Magnetospheric response to geomagnetic storms
2018-05-29T14:40:40Z (GMT) by

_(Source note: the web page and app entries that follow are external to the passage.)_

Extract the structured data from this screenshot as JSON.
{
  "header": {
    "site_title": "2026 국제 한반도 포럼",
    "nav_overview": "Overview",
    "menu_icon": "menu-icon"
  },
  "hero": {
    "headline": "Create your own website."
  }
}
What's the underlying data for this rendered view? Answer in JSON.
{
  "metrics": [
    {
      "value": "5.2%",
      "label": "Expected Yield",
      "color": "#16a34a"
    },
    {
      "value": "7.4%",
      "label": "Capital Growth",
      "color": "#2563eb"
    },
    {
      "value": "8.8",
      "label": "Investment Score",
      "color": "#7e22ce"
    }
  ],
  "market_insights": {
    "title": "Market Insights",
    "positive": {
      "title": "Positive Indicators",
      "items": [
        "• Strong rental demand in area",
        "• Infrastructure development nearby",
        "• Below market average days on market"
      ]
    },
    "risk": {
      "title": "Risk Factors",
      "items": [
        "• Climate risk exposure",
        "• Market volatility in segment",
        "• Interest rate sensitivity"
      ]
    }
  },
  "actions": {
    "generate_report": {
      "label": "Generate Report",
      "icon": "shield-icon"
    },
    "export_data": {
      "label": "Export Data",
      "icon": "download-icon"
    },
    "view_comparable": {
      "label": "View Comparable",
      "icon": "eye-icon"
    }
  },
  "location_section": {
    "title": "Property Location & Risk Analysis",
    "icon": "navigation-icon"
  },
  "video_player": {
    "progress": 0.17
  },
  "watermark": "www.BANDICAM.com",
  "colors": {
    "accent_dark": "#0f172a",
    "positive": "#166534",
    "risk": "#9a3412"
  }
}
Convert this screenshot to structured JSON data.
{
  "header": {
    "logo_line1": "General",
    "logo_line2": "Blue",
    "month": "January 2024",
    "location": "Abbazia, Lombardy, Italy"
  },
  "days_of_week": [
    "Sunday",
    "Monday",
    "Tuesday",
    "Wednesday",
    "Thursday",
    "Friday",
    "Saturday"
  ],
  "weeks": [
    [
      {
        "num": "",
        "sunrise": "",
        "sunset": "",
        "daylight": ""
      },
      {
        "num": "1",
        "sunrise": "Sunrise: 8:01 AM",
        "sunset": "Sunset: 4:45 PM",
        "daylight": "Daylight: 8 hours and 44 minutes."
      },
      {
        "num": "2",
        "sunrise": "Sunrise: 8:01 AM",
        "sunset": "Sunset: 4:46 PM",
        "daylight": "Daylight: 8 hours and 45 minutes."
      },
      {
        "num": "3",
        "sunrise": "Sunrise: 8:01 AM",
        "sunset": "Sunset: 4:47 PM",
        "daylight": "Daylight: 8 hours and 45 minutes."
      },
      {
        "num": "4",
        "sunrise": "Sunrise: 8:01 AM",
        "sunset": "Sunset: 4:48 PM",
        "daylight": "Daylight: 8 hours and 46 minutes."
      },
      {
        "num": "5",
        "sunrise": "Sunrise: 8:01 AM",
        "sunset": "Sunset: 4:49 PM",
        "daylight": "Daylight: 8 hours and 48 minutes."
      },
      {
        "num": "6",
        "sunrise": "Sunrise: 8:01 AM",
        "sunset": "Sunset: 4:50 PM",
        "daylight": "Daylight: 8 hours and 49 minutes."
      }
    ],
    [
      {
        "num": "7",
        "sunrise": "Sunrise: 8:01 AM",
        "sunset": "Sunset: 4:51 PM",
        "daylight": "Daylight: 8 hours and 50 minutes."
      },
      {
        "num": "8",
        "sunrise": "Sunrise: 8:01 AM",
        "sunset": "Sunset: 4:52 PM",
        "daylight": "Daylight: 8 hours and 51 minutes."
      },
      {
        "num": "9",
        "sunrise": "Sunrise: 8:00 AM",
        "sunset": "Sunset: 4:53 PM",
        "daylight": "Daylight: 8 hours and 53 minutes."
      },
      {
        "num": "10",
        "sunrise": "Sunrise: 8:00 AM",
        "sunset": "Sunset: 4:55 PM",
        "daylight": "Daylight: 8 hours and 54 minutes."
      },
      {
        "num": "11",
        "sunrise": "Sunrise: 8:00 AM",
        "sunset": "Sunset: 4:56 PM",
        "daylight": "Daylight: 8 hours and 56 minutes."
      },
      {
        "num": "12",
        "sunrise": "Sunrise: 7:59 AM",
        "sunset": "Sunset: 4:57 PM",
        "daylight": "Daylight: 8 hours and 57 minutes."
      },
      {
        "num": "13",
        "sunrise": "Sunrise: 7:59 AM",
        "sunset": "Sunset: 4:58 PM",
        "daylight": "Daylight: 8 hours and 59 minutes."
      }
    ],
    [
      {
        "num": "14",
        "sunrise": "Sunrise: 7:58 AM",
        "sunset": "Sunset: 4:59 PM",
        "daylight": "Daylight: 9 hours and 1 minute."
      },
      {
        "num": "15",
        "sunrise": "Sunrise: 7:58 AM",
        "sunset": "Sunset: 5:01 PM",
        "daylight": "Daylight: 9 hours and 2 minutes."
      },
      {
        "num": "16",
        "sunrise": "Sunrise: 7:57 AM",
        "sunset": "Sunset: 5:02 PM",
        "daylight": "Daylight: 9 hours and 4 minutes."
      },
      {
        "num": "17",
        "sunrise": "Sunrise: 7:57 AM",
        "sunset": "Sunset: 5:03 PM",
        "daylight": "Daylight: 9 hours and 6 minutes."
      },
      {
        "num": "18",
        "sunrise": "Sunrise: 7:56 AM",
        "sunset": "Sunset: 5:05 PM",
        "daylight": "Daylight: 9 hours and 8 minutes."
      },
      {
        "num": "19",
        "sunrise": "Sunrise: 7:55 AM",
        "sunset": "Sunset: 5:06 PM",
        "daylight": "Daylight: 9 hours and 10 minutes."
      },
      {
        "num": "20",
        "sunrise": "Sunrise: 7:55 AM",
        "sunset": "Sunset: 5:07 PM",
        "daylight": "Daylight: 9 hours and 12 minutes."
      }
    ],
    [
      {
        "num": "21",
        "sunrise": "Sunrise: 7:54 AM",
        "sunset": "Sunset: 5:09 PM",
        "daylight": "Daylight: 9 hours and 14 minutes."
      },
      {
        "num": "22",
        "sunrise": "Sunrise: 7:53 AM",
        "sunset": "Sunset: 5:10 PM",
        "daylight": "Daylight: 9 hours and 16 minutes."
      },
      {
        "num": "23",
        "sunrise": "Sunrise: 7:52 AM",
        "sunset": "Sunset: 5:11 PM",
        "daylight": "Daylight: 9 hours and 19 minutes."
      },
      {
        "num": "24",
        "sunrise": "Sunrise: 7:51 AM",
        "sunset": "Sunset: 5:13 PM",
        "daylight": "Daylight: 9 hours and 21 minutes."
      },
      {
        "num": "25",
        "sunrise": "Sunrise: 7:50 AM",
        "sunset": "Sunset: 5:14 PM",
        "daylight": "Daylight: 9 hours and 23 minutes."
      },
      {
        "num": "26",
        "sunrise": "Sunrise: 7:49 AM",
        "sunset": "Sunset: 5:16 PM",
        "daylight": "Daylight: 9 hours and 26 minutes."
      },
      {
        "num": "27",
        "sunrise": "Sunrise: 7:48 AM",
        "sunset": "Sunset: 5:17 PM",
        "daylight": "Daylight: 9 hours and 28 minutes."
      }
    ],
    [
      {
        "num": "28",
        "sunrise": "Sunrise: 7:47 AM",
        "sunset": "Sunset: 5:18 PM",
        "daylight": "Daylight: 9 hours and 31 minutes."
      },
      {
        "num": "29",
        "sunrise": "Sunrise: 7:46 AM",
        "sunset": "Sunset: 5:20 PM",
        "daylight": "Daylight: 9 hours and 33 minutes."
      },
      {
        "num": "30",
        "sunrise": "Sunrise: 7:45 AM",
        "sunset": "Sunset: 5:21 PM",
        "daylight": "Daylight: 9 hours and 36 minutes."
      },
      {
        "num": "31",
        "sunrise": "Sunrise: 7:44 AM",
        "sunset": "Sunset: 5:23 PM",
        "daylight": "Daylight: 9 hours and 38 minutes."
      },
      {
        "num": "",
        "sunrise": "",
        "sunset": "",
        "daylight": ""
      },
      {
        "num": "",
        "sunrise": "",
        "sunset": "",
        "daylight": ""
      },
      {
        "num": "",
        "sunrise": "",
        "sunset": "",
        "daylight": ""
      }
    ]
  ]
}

Geomagnetic storms are well observed phenomena that enhance the plasma of the inner magnetosphere to high energies. They are defined by the characteristic trace in indices that measure the variation of the north-south component of the Earth’s magnetic field, such as the Dst or SYM-H. These indices are not purely measures of the symmetric ring current but include components of other current systems within the magnetosphere, primarily the tail and magnetopause currents. Using the methodology of Asikainen et al.  the SMR index has been deconstructed to observe the evolution of the aforementioned current systems over the storm durations. Reeves et al.  showed that only half of all storms caused an increase in the relativistic electron flux at geosynchronous orbit. For the remaining half the electron flux either does not change or decreases. It has been shown that the ring current decays faster for flux decrease storms than flux increase storms. Using a superposed epoch analysis, of geomagnetic indices and solar wind parameters, it has also been shown that although flux increase storms tend to have faster, less dense solar wind in the recovery phase of storms, it appears that it is the orientation of the IMF, which remains more southward in the recovery phase, that is the key parameter. This allows for the continued injection of plasma sheet particles into the inner magnetosphere. Further evidence to support this has been shown with the hydrogen and helium fluxes mirroring that of the electron flux. Finally, potential wave modes were evaluated over storm durations and potential acceleration mechanisms were noted as being more intense during flux increase storms than flux decrease storms; this is most likely due to the increase in the seed particles necessary for their generation.